I usually take my lunch to work. I'm finding that more and more people are doing this. (Must be the huge mortgages.)
There's a kitchen with a microwave and people bring in something left over from last night; some pasta, maybe some soup or curry, perhaps some sliced cold meat and salad. It's fun to see what people have cooked up.
The kitchen is fully stocked. There are biscuits, cookies and crackers of all kinds laid on; together with jars of salsas, spreads, peanut butter, margarine, cheese slices and other things that can be added to crackers or bread; crisps and corn chips in several different varieties; plus fresh fruit every day. There is always a stock of avocadoes as well, they are great for spreading on crackers. Then there are the drinks, tea and coffee, of course (plunger and instant); and another fridge full of mineral water, soft drinks, fruit juices, beer and wine.
If you wish, you can snack all morning and all afternoon; and at lunchtime, you can simply heat up what you've brought to work. Or go out and buy something.
I guess it's kind of lucky in a way that I'm not really the snacking type. I tend to eat only at mealtimes. But it's nice to know it's there, I suppose.
Now. Sometimes I like to go out at lunch time, just for a walk. Occasionally I'll eat out.
This week has been the coldest I can remember. I'd had enough of work by around midday; took the elevator down at around 12:30 and set off along Bourke Street. It was cold and grey and there was a chill wind blowing, making people wrap themselves up in their coats all the tighter.
I turned left at Hardware Lane where there are probably twenty or thirty cafes and restaurants, mainly Italian bistro style - pasta, grills, foccaccias and the like. They all have their outdoor sections and even in this cold weather, the tables are packed at lunchtime. (They have those gas heater things that project the heat downwards. Don't ask me how that works, I thought heat rose.)
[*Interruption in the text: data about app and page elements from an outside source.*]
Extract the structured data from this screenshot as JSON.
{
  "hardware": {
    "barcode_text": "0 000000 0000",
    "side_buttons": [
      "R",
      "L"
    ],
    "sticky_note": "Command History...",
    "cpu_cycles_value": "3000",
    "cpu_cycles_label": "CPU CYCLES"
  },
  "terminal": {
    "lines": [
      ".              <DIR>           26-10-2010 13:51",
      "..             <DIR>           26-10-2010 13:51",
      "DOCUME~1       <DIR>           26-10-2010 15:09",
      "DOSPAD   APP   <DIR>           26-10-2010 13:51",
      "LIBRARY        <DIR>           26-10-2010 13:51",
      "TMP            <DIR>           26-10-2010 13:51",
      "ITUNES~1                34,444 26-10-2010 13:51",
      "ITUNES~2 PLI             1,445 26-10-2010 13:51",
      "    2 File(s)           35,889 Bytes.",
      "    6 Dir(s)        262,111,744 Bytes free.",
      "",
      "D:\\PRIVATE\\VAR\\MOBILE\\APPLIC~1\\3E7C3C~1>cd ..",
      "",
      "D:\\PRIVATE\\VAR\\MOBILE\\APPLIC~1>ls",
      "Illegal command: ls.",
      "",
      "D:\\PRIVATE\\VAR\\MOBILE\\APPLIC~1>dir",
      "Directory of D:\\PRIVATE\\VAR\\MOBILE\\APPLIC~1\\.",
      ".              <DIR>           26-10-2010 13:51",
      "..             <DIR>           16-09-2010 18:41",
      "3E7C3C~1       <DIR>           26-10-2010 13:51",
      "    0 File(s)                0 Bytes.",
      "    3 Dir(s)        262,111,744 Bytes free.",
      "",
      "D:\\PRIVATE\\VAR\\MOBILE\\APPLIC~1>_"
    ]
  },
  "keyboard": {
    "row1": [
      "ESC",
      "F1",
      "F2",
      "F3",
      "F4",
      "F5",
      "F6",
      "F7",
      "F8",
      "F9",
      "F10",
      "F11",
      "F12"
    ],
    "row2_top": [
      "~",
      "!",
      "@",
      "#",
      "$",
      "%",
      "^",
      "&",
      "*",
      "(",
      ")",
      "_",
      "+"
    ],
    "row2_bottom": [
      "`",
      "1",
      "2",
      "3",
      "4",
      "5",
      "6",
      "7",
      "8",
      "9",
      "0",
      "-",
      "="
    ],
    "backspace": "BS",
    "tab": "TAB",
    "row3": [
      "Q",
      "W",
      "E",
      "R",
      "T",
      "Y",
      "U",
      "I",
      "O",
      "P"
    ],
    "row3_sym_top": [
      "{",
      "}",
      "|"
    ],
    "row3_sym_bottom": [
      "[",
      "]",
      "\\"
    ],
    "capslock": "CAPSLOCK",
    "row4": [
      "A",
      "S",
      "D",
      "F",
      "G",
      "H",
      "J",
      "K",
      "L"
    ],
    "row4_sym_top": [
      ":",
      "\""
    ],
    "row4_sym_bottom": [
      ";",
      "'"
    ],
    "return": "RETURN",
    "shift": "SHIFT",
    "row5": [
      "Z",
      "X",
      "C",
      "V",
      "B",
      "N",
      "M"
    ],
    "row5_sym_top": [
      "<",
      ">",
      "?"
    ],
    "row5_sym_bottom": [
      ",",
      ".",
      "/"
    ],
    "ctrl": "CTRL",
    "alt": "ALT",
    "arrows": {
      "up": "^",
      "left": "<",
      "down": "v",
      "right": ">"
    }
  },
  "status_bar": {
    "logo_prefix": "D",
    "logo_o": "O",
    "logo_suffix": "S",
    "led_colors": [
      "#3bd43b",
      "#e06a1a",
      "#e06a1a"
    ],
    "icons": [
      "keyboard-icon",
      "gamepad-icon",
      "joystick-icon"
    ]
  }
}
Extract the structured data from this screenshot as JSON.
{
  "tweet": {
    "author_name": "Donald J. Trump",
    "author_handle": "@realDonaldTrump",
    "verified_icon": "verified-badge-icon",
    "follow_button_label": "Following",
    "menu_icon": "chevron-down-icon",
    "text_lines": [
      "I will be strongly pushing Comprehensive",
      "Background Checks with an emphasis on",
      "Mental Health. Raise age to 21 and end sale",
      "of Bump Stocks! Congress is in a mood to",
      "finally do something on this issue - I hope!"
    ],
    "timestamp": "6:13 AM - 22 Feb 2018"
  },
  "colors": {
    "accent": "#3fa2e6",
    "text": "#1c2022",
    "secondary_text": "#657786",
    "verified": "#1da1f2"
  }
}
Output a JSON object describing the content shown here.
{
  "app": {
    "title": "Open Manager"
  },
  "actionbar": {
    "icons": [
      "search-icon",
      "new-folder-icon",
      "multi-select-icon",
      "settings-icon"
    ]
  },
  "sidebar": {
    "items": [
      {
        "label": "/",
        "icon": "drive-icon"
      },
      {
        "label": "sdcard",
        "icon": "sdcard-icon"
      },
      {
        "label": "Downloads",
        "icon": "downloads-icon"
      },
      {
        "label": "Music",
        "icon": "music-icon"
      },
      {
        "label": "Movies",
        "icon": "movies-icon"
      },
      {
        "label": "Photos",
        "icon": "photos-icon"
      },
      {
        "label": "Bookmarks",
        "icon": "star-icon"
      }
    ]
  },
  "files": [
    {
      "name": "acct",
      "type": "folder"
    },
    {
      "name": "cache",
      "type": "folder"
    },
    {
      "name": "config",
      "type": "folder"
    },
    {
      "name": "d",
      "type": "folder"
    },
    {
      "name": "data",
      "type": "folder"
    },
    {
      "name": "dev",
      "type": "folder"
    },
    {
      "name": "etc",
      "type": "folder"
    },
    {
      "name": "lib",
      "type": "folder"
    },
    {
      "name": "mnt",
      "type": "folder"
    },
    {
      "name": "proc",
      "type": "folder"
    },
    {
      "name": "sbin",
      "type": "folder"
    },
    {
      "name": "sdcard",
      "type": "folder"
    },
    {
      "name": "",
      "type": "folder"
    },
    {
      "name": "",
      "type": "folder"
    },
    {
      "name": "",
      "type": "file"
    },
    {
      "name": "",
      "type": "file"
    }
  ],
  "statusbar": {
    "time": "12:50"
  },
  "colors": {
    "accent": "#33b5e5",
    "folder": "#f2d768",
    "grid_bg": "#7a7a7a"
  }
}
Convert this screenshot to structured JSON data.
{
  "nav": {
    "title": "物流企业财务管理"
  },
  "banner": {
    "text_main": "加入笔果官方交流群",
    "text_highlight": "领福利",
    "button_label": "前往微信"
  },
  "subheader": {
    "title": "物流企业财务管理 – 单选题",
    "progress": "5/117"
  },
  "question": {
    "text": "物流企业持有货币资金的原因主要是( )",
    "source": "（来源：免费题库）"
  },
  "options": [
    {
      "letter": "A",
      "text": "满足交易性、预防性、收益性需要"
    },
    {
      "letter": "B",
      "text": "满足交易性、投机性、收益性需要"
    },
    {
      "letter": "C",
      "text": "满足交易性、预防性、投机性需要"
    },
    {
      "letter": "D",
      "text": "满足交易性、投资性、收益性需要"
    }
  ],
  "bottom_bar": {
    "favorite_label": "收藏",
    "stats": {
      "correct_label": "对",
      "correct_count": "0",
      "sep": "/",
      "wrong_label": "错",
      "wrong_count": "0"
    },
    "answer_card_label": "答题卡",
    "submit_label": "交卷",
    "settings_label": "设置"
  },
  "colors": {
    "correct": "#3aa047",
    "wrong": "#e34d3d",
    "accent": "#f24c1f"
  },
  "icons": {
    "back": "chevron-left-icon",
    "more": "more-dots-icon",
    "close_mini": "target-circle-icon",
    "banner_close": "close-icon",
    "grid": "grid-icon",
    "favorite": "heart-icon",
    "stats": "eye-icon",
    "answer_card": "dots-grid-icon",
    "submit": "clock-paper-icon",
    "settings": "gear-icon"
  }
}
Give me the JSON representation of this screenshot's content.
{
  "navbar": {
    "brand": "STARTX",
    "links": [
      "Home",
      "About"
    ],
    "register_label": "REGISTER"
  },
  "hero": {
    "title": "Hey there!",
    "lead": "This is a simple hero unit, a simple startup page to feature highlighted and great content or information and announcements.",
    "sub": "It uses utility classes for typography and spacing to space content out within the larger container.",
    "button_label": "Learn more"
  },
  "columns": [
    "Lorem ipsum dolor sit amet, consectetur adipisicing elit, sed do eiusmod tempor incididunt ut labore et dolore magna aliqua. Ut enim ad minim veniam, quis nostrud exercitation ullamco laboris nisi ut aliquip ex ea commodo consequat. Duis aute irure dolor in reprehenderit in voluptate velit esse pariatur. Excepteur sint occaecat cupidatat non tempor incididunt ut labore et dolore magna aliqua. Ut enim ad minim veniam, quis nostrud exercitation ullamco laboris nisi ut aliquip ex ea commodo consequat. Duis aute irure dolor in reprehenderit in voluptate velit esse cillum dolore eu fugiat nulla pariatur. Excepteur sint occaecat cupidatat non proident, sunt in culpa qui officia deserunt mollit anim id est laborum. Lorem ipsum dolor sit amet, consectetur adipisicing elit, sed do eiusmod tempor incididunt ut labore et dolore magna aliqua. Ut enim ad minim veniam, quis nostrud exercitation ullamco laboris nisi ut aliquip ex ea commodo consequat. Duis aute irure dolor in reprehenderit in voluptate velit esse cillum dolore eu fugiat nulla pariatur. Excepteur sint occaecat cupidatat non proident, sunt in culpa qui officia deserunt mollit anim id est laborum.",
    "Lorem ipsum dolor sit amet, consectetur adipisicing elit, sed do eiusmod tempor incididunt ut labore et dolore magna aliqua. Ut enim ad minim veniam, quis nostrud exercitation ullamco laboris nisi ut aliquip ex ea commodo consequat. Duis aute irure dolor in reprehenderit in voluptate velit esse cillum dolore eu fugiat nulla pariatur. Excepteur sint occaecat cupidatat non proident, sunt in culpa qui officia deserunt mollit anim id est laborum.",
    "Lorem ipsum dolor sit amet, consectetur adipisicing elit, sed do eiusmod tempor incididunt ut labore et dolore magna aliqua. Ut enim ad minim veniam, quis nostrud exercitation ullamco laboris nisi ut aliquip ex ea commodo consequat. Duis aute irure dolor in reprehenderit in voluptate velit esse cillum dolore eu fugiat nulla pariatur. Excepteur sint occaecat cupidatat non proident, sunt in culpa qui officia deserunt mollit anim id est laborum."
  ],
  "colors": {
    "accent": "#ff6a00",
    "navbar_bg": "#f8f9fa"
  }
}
Then I turned right into Little Bourke Street and walked down the hill past all the hiking, camping and outdoor shops, crossed Elizabeth Street and walked past Myer, the major department store. Myer is on both sides of the street, the glitzy cosmetics and beauty store on one side, the food hall on the other. Inside the window, there's a long bench with fixed stools where you can sit and eat, watching the world go by.
Proceed past David Jones, the 'second' department store, and you get to Swanston Street. On crossing that, you enter Chinatown, heralded by Chinese decorations at the entrance. The food gets really interesting up here, there are laneways and arcades all over the place, all jam-packed with cafes and restaurants. Mostly Chinese (Cantonese, Szechuan etc), some Malaysian, Japanese, Indonesian, the odd Indian, Vietnamese, Thai. Some are grand in the opulent Asian style of gold and red decor, plush furnishings and uniformed waitstaff, others are mere rooms with laminated tables, vinyl chairs and super-fast service.
I turned down a laneway and stopped at the door of a plain white building with 'specials' scrawled on a large sheet of paper stuck to the single window. Don't know what they were, it was in Chinese.
I opened the door, entered and found a table. Having been here before, I knew what I wanted: congee.
Congee is possibly the perfect cold-day asian meal. It's rice porridge, not a soup, not a stew - just a porridge. Hot, wobbly, comforting, delicious. I ordered the 'combination congee' - a huge bowl of the rice porridge with delicious pieces of assorted seafood and meat that you find as you reach down with your spoon to the bottom. Adding more flavour and texture are generous slivers of ginger and it's all topped with shredded spring onion (green onion). Chilli sauce and soy sauce bottles are on every table so you can spice up your meal as you wish; and Chinese tea is brought, by the pot, to every table. You can drink as much as you want, no extra cost.
I paid the bill - $5.50 - and walked back to work warm on the inside. I got out of the elevator and went to the kitchen to make a nice after-lunch coffee.
They were just breaking out the corn chips and salsa.